a third year student in electrical engineering at the University
of Twente (The Netherlands). One of his passions is music,
and the other is robotics. Concerning the latter, he has very
recently taken part in the National Finals of Createch, a
robot building contest. 9 teams from the 3 existing technical
universities in the Netherlands had to design a remote controlled
vehicle that should be able to pick up helium balloons from
a specific point and deposit them in a basket. Gijs' team
won the competition.
other projects have been developed by this intrepid Dutch,
amongst them an electromagnetic cannon, a stunt kite simulator
(by means of which one could fly up to 4 stunt kites simultaneously
on the screen) and, last but not least, a research on vortices
that focused on those normally generated by stirring devices
used in the mixing up process of chemical solutions.
Prize winner in Luxembourg 1994. She was awarded the trip
to the Nobel Prize Ceremony in Stockholm. Jane produced a
thorough report on the life and adventures of an insect, "The
that extensive piece of work, she believes that "if I did
it all again there is very little that I would change, and
I still think that the project's findings are interesting
and important. Looking back on it now, I am impressed with
the amount of work that I put in. At the time, though, it
was more of a hobby to me than work. Without that, and without
all that I gained from participation in the Irish Young Scientist
Exhibition and the EU Contest, I probably would be doing something
totally different today, maybe music or something else.
very good personal recollections from the Contest: "we would
talk about one another's country, and laugh about national
stereotypes, and how they often contain a grain of truth!
The diversity of backgrounds and experiences made us a very
varied bunch, and yet we all had plenty in common too. In
particular, of course, we had science in common. Being a part
of the Contest and meeting all these people got me thinking
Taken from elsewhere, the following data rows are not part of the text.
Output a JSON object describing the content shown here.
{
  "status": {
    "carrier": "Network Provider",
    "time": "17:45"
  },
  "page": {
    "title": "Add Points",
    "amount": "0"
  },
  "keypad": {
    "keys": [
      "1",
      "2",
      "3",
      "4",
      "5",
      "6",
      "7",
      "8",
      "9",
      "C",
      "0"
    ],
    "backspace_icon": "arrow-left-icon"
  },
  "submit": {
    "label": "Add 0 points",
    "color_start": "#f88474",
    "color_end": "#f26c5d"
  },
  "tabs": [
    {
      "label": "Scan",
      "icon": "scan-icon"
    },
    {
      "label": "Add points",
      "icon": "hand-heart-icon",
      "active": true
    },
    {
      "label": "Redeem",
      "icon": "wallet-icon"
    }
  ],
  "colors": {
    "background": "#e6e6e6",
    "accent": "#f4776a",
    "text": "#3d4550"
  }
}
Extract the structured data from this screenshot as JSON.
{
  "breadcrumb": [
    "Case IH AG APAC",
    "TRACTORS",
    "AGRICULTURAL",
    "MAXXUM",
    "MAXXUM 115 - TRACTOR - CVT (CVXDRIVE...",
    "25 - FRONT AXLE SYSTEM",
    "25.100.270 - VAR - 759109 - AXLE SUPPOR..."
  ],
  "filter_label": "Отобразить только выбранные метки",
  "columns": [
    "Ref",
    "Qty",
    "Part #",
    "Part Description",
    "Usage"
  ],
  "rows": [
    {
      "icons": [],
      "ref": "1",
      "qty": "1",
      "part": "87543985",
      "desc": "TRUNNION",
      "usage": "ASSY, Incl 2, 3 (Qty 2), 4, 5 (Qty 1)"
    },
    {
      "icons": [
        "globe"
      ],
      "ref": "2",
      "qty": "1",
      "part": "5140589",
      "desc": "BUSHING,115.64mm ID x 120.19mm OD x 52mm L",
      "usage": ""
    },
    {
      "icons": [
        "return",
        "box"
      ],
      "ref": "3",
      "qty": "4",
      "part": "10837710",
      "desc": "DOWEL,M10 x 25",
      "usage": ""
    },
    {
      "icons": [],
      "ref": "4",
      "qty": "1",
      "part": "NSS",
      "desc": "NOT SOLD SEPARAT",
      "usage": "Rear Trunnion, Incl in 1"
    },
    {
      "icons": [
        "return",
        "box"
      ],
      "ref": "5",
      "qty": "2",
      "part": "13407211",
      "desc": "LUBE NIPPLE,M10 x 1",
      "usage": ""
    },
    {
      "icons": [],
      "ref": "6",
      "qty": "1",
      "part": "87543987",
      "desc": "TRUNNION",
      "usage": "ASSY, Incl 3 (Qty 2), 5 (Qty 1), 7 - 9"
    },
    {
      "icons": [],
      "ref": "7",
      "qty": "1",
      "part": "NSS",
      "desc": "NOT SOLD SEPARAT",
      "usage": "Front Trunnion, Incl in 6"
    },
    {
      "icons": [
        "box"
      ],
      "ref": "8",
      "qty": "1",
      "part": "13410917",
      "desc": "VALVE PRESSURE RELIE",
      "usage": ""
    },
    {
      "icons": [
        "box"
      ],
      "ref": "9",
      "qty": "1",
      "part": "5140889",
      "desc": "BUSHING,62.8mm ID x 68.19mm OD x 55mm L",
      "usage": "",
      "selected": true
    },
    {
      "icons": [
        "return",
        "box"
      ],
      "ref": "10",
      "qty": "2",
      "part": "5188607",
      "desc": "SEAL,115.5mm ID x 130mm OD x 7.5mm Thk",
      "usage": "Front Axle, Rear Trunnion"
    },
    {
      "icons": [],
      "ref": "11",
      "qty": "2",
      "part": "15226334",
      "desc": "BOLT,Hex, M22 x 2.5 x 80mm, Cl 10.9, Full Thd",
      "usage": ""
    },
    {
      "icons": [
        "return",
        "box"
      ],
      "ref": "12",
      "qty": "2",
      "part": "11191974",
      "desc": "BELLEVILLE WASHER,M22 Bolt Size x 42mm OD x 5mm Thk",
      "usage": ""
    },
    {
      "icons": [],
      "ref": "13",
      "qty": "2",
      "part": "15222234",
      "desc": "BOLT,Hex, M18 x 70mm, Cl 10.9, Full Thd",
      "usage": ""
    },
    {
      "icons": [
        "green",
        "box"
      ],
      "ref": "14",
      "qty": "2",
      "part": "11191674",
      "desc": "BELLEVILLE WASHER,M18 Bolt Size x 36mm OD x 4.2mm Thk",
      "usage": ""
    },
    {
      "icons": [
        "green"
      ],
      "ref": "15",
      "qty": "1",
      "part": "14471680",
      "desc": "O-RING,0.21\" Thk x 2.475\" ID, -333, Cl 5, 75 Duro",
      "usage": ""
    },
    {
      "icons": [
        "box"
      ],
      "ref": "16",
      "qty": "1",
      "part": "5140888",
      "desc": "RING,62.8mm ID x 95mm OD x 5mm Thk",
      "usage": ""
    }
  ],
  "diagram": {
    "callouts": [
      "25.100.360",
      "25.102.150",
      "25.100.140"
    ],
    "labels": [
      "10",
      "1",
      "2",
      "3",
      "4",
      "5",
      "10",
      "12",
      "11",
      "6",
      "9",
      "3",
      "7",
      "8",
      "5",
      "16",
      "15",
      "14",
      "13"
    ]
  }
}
about what it means to be European, and that it is an important
part of my identity. I saw that I have a lot to gain, and
also that I have a contribution to make".
has somehow returned to the Commission's scientific programmes:
she is now working as stagiaire (in-house trainee) in the
Agricultural and Environmental sector within DG Environment
of the European Commission. She sees for the integration of
environmental concerns into agriculture: "I help with day-to-day
work in the unit, but in particular I work on Irish issues,
and on the impact of agriculture on bio-diversity". The stage
in DG Environment is part of a PhD on the effects of Ireland's
agri-environmental scheme on bio-diversity, which is called
Rural Environment Protection Scheme or REPS. She has completed
one year of her research at Trinity College in Dublin; there
are still two to go.
She hopes, when she qualifies, "to continue working within
the sphere of European agri-environment, because I see the
major impacts -both positive and negative- that farming has
on Europe's landscape and environment. I think that the agri-environment
movement is extremely important in reducing the detrimental
effects of farming, and in supporting those farming practices
which maintain some of the valued habitat types that make
our landscape what it is".
in the EU Contest for Young Scientists has been pivotal in
helping her to decide what she wanted to do for two reasons:
"firstly, it was a great confidence-booster to see my work
meet with such success, and that confirmed my decision to
pursue biology. Secondly, I really enjoyed being with a group
of young people from all over the EU (and beyond)".
Besides, the Contest started off her Euro-enthusiasm, and
that is certainly one of the reasons that she decided to apply
for a stage .